— WORK TO COMPLETE —
Search the data for the word "JSON" and copy out every line that has it.

— PROVIDED ENTRIES —
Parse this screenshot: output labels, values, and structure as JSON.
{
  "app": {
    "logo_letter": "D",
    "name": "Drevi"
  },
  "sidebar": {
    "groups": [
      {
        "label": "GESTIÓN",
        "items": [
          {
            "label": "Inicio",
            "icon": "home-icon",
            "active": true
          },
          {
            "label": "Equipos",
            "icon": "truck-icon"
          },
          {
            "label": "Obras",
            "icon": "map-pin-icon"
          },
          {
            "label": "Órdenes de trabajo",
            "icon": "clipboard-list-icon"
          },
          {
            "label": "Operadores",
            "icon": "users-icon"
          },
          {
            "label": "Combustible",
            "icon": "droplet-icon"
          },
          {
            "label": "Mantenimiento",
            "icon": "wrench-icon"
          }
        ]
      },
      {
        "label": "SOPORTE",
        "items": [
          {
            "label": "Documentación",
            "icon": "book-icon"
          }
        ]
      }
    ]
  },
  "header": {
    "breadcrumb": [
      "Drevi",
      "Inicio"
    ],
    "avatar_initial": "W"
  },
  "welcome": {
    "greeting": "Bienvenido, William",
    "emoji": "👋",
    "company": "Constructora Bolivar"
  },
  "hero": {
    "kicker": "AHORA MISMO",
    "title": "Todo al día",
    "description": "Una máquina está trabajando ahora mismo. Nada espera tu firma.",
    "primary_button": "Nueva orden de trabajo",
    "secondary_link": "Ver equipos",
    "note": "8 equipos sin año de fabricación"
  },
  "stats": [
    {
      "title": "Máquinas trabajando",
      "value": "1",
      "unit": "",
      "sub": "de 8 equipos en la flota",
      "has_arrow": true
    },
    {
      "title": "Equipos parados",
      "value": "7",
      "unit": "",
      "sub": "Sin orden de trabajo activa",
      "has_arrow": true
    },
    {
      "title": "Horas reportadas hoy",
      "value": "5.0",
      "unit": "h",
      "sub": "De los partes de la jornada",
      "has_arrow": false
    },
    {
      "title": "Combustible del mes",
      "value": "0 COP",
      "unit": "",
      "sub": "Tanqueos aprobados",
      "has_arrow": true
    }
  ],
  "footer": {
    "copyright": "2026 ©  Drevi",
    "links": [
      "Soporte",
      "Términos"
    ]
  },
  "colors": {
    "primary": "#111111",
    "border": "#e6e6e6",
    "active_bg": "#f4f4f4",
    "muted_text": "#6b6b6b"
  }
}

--

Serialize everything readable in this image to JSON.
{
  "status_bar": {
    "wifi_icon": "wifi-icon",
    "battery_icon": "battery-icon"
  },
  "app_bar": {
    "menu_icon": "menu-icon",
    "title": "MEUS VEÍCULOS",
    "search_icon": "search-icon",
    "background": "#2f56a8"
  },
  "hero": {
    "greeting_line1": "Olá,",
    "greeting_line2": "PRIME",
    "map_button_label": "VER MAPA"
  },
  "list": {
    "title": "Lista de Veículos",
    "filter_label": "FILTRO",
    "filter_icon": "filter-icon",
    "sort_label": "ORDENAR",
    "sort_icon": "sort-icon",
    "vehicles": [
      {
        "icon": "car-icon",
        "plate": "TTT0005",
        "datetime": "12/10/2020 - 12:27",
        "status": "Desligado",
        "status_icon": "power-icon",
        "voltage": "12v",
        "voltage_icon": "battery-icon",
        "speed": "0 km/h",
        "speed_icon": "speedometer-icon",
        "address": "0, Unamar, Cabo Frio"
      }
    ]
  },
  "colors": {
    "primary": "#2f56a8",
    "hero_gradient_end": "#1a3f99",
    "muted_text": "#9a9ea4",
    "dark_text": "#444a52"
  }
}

— ANSWER —
Parse this screenshot: output labels, values, and structure as JSON.
Serialize everything readable in this image to JSON.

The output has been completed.